He believed that this methodology could be developed in order to predict sudden shifts in behaviour which might arise from relatively small changes in circumstances.
Thom's theory, set out in a paper published in 1968, then elaborated in Structural Stability and Morphogenesis (1972), caused a sensation in the mathematical world and analysts were soon trying to apply it in fields such as biology, sociology and finance, but with no consistent results.
Catastrophe theory became an established area of mathematical research and had a notable impact on the development of new ideas, in particular chaos theory. However, its wider relevance remains dubious and many scientists and mathematicians are unconvinced of its value.
When Thom won the Fields Medal (which is the mathematical equivalent of the Nobel Prize) in 1958, it was not for his work on catastrophe theory, but for his work on "cobordism" theory, an even more obscure branch of pure mathematics which has been defined as "a way of organising and classifying manifolds whose stable tangent bundles admit additional structure".
René Frédéric Thom was born at Montbéliard, near the border with Switzerland, on September 2 1923. His parents were shopkeepers.
A gifted child, by the age of 10 he was said to have been able to visualise shapes in four dimensions.
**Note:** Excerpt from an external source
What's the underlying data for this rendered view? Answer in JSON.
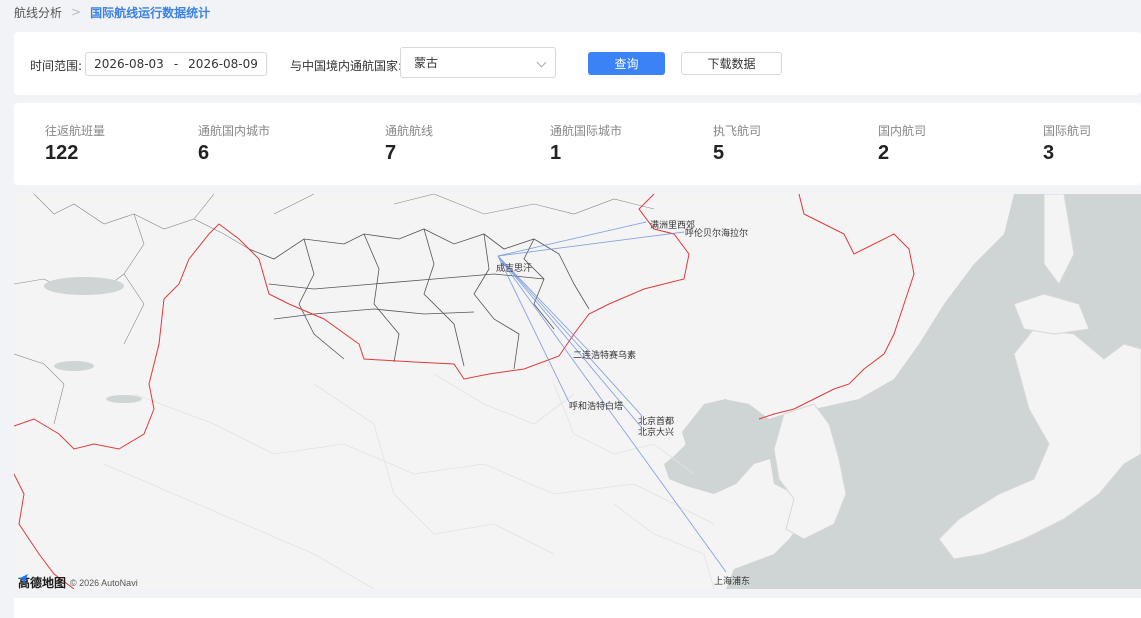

He won a scholarship to Collége Cuvier at Montbéliard and received his baccalaureat in elementary mathematics from Besançon in 1940.
After the German invasion, Thom's parents sent him and his brother south to avoid unpleasantness, although they themselves remained in Montbéliard.
Thom and his brother eventually reached Switzerland but soon afterwards returned to France. Thom then moved to Lyon to continue his education, receiving a baccalauréat in philosophy in 1941.
The same year he entered the Lycée Saint-Louis in Paris and applied to enter the Ecole Normale Superiéure, getting in at the second attempt in 1943.
He became strongly influenced by the pure mathematician Henri Cartan and the so-called "Bourbaki" school of mathematics and, in 1946, moved to Strasbourg to study under Cartan. In 1951 he earned a doctorate in mathematics for a thesis supervised by Cartan, entitled Fibre Spaces in Spheres and Steenrod Squares.
The same year Thom was awarded a travel scholarship to visit America, where he met Einstein and the mathematicians Hermann Weyl and Norman Steenrod, and attended seminars given by Kunihiko Kodaira.
After returning to France in 1953, Thom taught at Grenoble University for a year before moving to Strasbourg University, where he was appointed professor in 1957.
In 1964 he moved to the Institut des Hautes Etudes Scientifique at Bures-sur-Yvette, near Paris. The mathematics faculty at that time was dominated by Thom's colleague Alexander Grothendieck, whose seminars attracted the best students.
Rather put out by his colleague's technical superiority, Thom left the strictly mathematical world to tackle more general and philosophical notions such as the theory of catastrophe.
He also wrote papers on linguistics, philosophy and theoretical biology. He retired in 1988.
Thom regarded his mathematics as more closely related to poetry and philosophy than empirical, experiment-based science, on which he tended to look down: "Proving," he once argued, "is not a natural activity for mathematicians.
" On another occasion he declared that: "If one must choose between rigour and meaning, I shall unhesitatingly choose the latter."
In his memoirs, What Mad Pursuit, the British scientist Francis Crick recalled meeting Thom in the early 1960s at a scientific meeting held in Italy to discuss progress on cracking the chemical code of DNA.
Almost immediately, Crick recalled, Thom informed him that some of his [Crick's] recent research was wrong because, though it had been verified experimentally, it did not conform with mathematical theory.
Thom, Crick observed with wry amusement, referred disparagingly to laboratory-based science as "Anglo-Saxon".
Thom is survived by his wife, Suzanne, and by a son and two daughters.
(Filed: 13/11/2002) © Telegraph Group Limited